  • –––, 1974, “Wittgenstein on the Good, the Beautiful, and the Tremendous.” British Journal of Aesthetics, 14: 258–271.
  • Shusterman, Richard, 1986, “Wittgenstein and Critical Reasoning.” Philosophy and Phenomenological Research, 47(1) (September): 91–110.
  • Tilghman, B.R., 1984, But Is It Art?, Oxford: Basil Blackwell.
  • –––,2006, Reflections on Aesthetic Judgment and Other Essays, Hampshire: Ashgate Publishing Company.
  • –––, 1991, Wittgenstein, Ethics, and Aesthetics: The View from Eternity, Basingstoke: Macmillan.
  • Verdi, John, 2010. Fat Wednesday: Wittgenstein on Aspects, Philadelphia: Paul Dry Books.
  • von Wright, George H., 1981, “Wittgenstein in Relation to His Times,” in McGuinness, Brian (ed.), Wittgenstein and His Times, Oxford: Basil Blackwell.
  • Weitz, Morris, 1956, “The Role of Theory in Aesthetics.” Journal of Aesthetics and Art Criticism, 15: 27–35.
  • Wilkerson, T.E., 1991, “Pictorial Representation: A Defense of the Aspect Theory.” Midwest Studies in Philosophy, 16: 152–166.
  • Winch, Peter, 1987, “Text and Context,” in Trying to Make Sense, Oxford: Basil Blackwell.
  • Wollheim, Richard, 1980, Art and Its Objects, (2d edition), Cambridge and New York: Cambridge University Press. (See especially pp. 104–132.)
  • –––, 1974, “The Art Lesson,” in On Art and the Mind, Cambridge, MA: Harvard University Press.

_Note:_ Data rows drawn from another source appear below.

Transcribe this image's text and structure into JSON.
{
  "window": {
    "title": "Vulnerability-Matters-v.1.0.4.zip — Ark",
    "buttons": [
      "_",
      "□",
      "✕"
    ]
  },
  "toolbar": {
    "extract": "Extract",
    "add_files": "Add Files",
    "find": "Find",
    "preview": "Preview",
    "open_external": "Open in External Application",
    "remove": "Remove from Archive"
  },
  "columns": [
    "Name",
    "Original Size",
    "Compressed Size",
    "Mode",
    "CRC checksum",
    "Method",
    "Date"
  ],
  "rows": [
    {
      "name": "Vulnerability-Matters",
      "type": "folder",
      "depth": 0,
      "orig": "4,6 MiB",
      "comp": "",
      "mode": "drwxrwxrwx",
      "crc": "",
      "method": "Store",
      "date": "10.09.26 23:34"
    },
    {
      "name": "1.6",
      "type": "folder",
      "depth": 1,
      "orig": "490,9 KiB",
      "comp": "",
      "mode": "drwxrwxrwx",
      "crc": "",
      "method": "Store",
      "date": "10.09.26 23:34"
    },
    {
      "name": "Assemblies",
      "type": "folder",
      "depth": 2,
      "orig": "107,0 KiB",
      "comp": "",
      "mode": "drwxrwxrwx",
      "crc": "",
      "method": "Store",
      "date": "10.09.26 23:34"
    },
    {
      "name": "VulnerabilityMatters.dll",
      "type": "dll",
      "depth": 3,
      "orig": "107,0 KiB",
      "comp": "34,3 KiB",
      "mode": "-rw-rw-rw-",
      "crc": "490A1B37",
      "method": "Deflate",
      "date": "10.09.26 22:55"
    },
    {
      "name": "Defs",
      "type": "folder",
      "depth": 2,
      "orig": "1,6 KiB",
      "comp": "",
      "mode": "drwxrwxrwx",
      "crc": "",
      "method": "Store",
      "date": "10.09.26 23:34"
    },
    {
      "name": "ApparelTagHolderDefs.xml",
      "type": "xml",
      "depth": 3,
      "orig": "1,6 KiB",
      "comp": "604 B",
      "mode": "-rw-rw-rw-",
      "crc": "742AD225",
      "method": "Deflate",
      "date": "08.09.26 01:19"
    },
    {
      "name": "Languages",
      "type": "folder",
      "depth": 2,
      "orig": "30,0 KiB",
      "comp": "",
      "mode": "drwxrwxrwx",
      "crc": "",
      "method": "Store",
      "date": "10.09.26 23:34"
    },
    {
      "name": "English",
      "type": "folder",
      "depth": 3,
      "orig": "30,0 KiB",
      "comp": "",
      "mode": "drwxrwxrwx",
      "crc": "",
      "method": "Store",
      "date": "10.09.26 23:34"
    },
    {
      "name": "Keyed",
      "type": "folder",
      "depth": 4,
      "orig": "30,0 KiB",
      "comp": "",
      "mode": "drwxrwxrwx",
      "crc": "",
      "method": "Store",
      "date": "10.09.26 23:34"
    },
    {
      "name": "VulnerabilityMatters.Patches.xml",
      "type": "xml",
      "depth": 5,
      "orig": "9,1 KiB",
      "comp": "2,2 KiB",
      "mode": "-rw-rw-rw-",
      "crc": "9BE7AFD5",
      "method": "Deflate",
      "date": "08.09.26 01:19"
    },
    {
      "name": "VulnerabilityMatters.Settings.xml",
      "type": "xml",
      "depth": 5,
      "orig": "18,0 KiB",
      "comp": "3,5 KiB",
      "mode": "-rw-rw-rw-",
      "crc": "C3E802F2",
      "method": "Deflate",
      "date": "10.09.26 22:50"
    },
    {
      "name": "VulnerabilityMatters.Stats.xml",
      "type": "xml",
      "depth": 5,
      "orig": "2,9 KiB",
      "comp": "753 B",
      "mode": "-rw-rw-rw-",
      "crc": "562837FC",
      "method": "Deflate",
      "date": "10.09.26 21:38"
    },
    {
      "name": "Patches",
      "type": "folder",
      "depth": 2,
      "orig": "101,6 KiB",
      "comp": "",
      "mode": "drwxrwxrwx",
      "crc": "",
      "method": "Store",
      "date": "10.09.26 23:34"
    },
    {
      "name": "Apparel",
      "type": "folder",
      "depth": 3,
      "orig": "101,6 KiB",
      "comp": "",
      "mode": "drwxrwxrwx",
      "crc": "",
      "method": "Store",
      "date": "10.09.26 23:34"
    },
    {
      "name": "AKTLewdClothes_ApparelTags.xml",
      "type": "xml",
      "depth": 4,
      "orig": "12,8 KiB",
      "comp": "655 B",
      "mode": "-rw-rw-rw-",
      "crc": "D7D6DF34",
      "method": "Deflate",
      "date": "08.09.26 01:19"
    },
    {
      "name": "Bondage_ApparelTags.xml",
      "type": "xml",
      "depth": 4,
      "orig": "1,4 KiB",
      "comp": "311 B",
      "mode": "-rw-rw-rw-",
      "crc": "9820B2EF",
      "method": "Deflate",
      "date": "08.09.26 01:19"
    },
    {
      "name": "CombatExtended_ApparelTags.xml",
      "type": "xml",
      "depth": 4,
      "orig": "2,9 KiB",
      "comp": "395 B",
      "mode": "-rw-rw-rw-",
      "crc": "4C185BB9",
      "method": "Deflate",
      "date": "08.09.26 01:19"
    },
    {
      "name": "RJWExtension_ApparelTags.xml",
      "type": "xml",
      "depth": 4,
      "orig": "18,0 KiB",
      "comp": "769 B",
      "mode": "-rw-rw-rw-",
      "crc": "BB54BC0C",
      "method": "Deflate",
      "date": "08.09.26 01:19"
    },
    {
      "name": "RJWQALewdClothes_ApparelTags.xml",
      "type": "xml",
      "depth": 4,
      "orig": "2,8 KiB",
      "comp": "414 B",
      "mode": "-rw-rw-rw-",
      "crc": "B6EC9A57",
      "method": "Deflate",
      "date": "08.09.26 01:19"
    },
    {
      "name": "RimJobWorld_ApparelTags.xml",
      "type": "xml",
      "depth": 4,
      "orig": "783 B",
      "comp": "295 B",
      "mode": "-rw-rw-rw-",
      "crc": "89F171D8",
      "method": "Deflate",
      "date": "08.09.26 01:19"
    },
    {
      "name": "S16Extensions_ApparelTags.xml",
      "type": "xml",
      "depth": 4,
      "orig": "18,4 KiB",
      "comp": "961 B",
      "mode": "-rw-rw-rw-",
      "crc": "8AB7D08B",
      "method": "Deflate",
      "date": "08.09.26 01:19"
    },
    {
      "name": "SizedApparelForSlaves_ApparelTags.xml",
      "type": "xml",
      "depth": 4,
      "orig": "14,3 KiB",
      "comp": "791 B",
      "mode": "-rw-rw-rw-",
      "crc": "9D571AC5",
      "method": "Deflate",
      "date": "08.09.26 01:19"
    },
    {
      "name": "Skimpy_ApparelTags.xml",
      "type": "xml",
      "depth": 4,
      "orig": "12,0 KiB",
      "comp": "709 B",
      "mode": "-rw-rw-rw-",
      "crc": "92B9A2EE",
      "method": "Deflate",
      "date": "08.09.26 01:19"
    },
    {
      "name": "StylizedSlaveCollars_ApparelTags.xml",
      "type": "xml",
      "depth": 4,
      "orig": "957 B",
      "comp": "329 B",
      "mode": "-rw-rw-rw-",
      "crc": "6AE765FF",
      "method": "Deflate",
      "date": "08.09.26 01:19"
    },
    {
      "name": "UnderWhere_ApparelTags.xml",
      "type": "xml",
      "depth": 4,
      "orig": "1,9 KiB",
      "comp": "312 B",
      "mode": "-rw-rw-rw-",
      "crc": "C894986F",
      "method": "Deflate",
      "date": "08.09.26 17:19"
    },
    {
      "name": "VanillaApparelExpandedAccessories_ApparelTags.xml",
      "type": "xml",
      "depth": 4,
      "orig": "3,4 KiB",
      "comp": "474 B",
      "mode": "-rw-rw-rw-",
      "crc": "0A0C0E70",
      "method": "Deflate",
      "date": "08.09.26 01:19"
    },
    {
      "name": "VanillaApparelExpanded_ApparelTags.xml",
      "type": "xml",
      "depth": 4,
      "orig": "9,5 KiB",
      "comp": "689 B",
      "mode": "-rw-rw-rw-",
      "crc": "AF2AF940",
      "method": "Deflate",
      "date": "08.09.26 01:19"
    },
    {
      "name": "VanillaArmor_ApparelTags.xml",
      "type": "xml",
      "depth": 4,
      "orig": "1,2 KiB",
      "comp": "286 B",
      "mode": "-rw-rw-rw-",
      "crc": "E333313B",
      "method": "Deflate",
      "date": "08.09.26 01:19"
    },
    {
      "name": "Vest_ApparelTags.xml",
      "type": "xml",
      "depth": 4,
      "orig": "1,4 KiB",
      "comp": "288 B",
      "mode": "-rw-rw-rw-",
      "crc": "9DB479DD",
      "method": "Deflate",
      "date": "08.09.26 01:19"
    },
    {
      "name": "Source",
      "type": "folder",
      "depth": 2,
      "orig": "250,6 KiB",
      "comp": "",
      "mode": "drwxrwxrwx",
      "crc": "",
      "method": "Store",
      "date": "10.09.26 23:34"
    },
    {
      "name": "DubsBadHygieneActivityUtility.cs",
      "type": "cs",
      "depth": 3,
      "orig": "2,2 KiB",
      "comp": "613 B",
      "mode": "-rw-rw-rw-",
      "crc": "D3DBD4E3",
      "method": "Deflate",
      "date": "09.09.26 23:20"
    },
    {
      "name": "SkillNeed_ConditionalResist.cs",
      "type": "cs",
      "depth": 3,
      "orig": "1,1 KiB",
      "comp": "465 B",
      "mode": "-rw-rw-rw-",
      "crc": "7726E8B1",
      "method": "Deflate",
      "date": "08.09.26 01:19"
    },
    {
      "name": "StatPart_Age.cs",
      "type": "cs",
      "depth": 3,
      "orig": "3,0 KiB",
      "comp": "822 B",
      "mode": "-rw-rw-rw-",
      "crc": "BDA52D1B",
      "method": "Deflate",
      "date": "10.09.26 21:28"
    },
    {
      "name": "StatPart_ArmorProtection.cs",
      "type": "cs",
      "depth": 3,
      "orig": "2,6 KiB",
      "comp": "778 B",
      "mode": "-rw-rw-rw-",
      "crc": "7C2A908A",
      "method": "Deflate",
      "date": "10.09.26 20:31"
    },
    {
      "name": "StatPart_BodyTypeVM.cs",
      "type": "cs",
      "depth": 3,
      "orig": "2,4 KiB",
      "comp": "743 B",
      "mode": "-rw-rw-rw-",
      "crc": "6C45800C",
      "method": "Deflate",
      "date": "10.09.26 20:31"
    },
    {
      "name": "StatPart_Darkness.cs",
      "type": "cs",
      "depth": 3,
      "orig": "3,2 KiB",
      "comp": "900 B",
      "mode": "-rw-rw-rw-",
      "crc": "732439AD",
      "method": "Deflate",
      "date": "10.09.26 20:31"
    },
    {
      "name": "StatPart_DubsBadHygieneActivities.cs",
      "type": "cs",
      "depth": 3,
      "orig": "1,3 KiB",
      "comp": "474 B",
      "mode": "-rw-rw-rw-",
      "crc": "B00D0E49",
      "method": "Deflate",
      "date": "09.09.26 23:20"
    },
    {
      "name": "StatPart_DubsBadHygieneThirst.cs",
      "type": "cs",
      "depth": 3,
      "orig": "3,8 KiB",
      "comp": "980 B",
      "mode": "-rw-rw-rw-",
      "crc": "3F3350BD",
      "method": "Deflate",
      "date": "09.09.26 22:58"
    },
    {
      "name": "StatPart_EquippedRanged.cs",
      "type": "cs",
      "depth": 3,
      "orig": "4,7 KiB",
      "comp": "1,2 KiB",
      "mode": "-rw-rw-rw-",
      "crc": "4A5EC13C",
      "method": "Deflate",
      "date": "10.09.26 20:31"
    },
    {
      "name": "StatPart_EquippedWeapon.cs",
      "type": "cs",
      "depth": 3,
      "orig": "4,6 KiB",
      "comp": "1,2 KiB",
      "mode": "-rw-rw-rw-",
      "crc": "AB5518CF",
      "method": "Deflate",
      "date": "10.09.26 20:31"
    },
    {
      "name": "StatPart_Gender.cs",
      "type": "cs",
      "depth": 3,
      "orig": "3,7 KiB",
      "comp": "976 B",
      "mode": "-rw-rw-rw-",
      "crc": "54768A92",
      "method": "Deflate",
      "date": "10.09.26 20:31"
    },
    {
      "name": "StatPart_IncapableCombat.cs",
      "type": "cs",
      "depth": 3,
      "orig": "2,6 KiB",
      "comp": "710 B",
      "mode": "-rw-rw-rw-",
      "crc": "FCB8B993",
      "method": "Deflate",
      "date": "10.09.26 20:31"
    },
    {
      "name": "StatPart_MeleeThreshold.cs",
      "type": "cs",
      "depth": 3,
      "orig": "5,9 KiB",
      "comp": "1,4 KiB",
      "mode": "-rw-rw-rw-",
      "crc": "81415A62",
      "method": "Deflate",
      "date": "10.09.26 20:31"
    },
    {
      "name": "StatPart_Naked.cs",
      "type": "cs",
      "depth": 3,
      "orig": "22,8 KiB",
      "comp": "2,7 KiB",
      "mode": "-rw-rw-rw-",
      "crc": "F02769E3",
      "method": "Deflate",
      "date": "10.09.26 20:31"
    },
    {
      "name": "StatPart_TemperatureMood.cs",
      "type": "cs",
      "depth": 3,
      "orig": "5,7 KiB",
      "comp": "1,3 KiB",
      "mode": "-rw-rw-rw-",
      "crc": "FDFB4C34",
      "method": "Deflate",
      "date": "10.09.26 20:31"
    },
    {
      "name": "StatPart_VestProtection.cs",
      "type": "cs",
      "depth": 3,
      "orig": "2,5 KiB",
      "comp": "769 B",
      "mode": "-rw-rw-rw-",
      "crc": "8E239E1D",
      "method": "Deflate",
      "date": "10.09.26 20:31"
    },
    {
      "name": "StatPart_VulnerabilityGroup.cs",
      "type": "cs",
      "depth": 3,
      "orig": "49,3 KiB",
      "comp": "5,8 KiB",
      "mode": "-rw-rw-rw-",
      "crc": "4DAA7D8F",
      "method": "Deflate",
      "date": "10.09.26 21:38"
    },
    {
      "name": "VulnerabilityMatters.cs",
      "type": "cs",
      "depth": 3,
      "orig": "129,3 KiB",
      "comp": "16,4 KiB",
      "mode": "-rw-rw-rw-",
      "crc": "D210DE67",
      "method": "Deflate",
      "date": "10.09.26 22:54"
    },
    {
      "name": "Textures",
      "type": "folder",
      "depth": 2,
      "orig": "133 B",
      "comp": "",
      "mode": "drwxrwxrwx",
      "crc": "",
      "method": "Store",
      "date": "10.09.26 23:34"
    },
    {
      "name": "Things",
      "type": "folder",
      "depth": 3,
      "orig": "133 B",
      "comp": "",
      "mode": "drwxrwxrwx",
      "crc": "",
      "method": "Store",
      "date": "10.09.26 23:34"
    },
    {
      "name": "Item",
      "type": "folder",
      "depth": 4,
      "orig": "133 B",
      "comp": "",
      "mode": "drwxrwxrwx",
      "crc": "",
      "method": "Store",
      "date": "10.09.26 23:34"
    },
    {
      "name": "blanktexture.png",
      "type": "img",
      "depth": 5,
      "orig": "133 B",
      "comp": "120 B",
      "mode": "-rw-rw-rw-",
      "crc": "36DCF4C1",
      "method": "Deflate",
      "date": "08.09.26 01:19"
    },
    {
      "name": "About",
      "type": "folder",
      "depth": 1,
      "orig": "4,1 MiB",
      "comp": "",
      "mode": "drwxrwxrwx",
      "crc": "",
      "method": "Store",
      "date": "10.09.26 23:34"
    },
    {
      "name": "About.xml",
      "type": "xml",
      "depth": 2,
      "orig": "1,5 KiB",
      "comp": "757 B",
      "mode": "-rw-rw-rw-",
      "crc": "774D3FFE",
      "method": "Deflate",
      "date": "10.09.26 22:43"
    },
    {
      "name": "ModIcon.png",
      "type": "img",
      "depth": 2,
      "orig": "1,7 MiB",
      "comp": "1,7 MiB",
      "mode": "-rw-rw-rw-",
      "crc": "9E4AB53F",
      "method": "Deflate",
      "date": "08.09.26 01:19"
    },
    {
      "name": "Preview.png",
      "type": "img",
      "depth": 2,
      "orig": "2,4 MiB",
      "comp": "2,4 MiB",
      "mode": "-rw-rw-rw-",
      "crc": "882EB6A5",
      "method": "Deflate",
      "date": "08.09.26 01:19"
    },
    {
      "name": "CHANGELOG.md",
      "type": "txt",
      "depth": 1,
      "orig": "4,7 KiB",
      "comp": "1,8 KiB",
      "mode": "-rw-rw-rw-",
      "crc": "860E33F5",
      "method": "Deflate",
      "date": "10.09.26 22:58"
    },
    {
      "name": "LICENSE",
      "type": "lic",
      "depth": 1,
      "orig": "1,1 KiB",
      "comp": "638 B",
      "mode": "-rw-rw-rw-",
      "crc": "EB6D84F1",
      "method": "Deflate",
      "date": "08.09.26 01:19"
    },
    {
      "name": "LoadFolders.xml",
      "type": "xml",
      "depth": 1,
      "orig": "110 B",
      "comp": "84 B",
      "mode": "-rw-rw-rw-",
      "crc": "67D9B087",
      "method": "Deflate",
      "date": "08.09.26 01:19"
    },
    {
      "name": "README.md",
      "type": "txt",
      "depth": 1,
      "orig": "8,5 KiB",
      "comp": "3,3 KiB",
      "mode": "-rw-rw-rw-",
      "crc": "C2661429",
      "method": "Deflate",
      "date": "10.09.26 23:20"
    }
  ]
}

Other Internet Resources

[Please contact the author with suggestions.]

Copyright © 2014 by
Garry Hagberg <hagberg@bard.edu>

Open access to the SEP is made possible by a world-wide funding initiative.
The Encyclopedia Now Needs Your Support
Please Read How You Can Help Keep the Encyclopedia Free